A Selective Guide to the Arts in Los Angeles

Iannis Xenakis' score of "Nomos Alpha"

Jacaranda is a programming collaborative for modern music whose tagline is “Music at the Edge.” The two pieces featured in the Jan. 25 “Hallucination” concert at Santa Monica’s First Presbyterian Church — Nomos Alpha by Iannis Xenakis and Stimmung by Karlheinz Stockhausen — certainly fit that description. The compositions, both written in the 1960s, offer a vivid sample of the radical new directions composers were taking in the mid-20th century.

The evening’s aural adventure kicked off with Xenakis’ piece for solo cello, played with great aplomb by Tim Loo. As written, the piece is unplayable by a live solo performer and could only be realized with the help of a multi-track recording studio. The parts of the work that call for a single gut string detuned to the point of slackness, were, for this performance, pre-recorded and triggered via foot pedal by Loo.

Nomos Alpha begins with percussive effects, with the performer smacking his bow on the wooden cello body. This leads into a series of violent glissandos, with the performer’s fingers jerking up and down the neck. Loo wore a white plastic glove on his playing hand to protect his fingers, which must have become shredded practicing this piece. Shivery, jittery attacks and plucking with both hands were married with bowed duads that explored shifting tonalities and dissonances. Even though we know that Xenakis used complex mathematical sets to work out his composition, if you just sat back and listened uncritically, the piece evoked a kind of magical woodland effect, like a noisy bird fluttering about in the forest.

Stimmung, a work for six solo voices, was performed by VOXNOVA Italia, a group from Rome. Like Xenakis, Stockhausen used highly abstract, theoretical concepts to build his compositions. While the piece is said to have been inspired by walks through Mayan ruins in Mexico, and by his infant son’s sonorous gurgling while asleep, it comes off as more otherworldly and, in some ways, extra-human. What I mean is that Stockhausen was discarding the idea of musical phrases that had a fixed place in relation to phrases before and after, focusing instead on the quality of tonalities and improvisation in a milieu where normal sequential or temporal values are absent.

The piece is made up of 51 “models” of variable length. As one of the vocalists initiates a new segment, the others join in and gradually transform their own rhythm, tempo and dynamics until they come into “identity” with the leader. When the leader feels that the proper identity has been achieved, he or she signals so that another leader can begin the next model. The order of the models and the distribution of the spoken words — mostly the names of various pagan gods — are also left up to the performers.

Most of the performance came off as a long drone with repeating variations. The three men and three women of VOXNOVA changed the shape of their mouths and throats to explore tonality changes, mimicking filter sweeps of an oscillator. There was also a lot of nasality, and to be honest, it sometimes sounded like a mashup between Chinese opera and early Yoko Ono — and to me, that’s not good.
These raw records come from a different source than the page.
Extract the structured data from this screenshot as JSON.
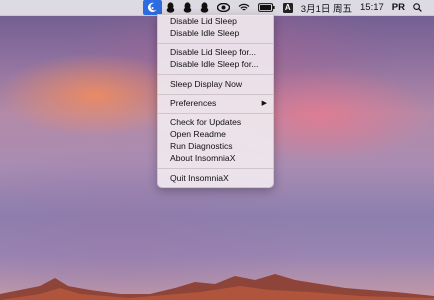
{
  "menubar": {
    "status_items": [
      {
        "name": "insomniax-icon"
      },
      {
        "name": "qq-penguin-icon"
      },
      {
        "name": "qq-penguin-icon-2"
      },
      {
        "name": "qq-penguin-icon-3"
      },
      {
        "name": "eye-icon"
      },
      {
        "name": "wifi-icon"
      },
      {
        "name": "battery-icon"
      },
      {
        "name": "input-source-icon"
      }
    ],
    "input_source_label": "A",
    "date": "3月1日 周五",
    "time": "15:17",
    "user": "PR"
  },
  "menu": {
    "items": [
      {
        "label": "Disable Lid Sleep"
      },
      {
        "label": "Disable Idle Sleep"
      },
      {
        "label": "Disable Lid Sleep for..."
      },
      {
        "label": "Disable Idle Sleep for..."
      },
      {
        "label": "Sleep Display Now"
      },
      {
        "label": "Preferences"
      },
      {
        "label": "Check for Updates"
      },
      {
        "label": "Open Readme"
      },
      {
        "label": "Run Diagnostics"
      },
      {
        "label": "About InsomniaX"
      },
      {
        "label": "Quit InsomniaX"
      }
    ]
  },
  "colors": {
    "menubar_bg": "#ececee",
    "active_item": "#2d6be0",
    "menu_bg": "#f0e8ee"
  }
}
The voices droned on for over an hour like this — after a while the effect became somewhat trancelike. As an exercise in musical philosophy, I can appreciate its structure and complexity, but as music itself, I see it more as a museum piece, designed to be dusted off and brought out for the curious every so often.
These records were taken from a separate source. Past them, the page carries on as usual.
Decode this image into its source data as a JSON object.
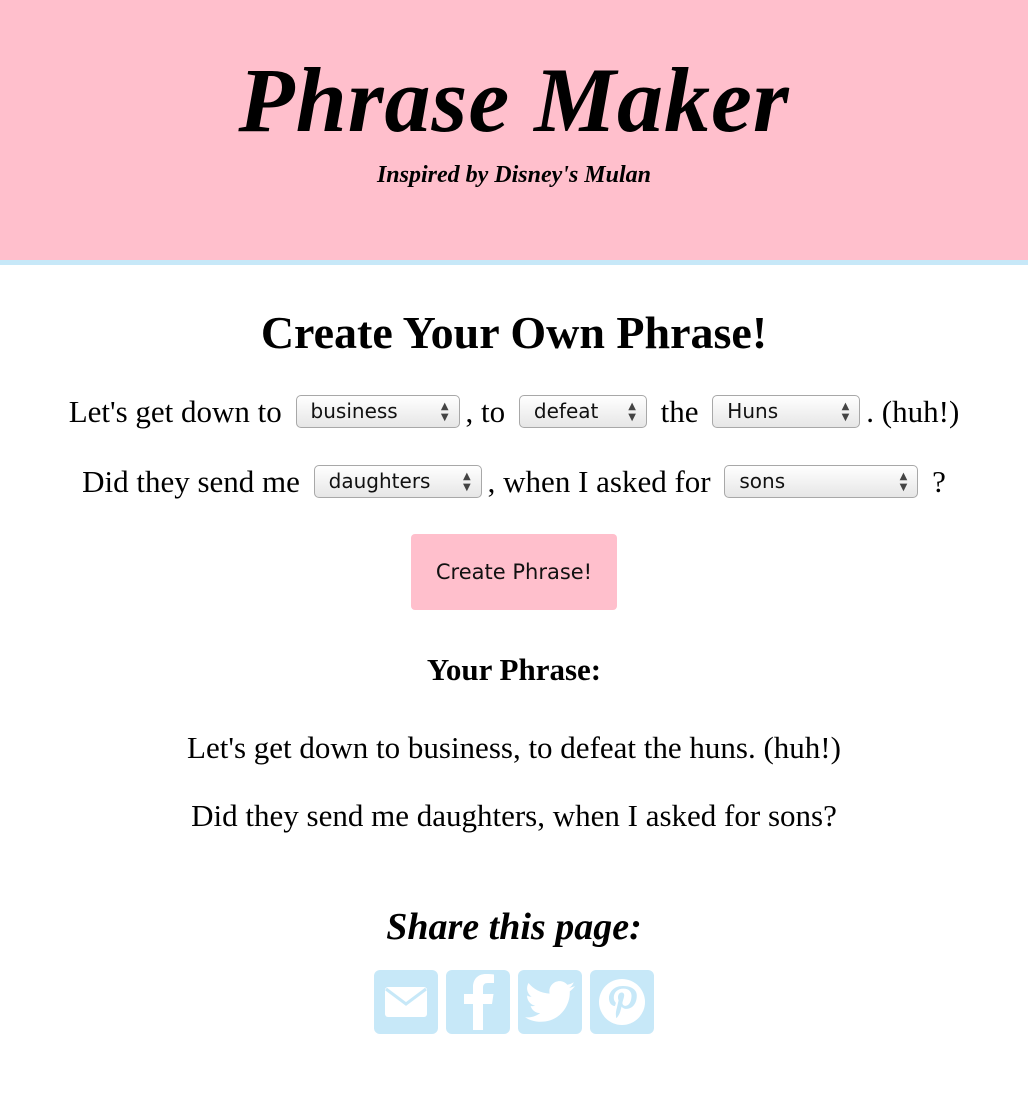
{
  "header": {
    "title": "Phrase Maker",
    "subtitle": "Inspired by Disney's Mulan"
  },
  "main": {
    "heading": "Create Your Own Phrase!",
    "line1": {
      "text_a": "Let's get down to",
      "select_1": "business",
      "text_b": ", to",
      "select_2": "defeat",
      "text_c": "the",
      "select_3": "Huns",
      "text_d": ". (huh!)"
    },
    "line2": {
      "text_a": "Did they send me",
      "select_1": "daughters",
      "text_b": ", when I asked for",
      "select_2": "sons",
      "text_c": "?"
    },
    "create_button": "Create Phrase!"
  },
  "result": {
    "heading": "Your Phrase:",
    "line1": "Let's get down to business, to defeat the huns. (huh!)",
    "line2": "Did they send me daughters, when I asked for sons?"
  },
  "share": {
    "heading": "Share this page:",
    "icons": [
      "email-icon",
      "facebook-icon",
      "twitter-icon",
      "pinterest-icon"
    ]
  },
  "colors": {
    "header_bg": "#ffbfcc",
    "header_border": "#c7e8f8",
    "button_bg": "#ffbfcc",
    "share_icon_bg": "#c7e8f8"
  }
}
—David Maurer, Culture Spot LA

For information about Jacaranda and upcoming concerts, visit www.JacarandaMusic.org.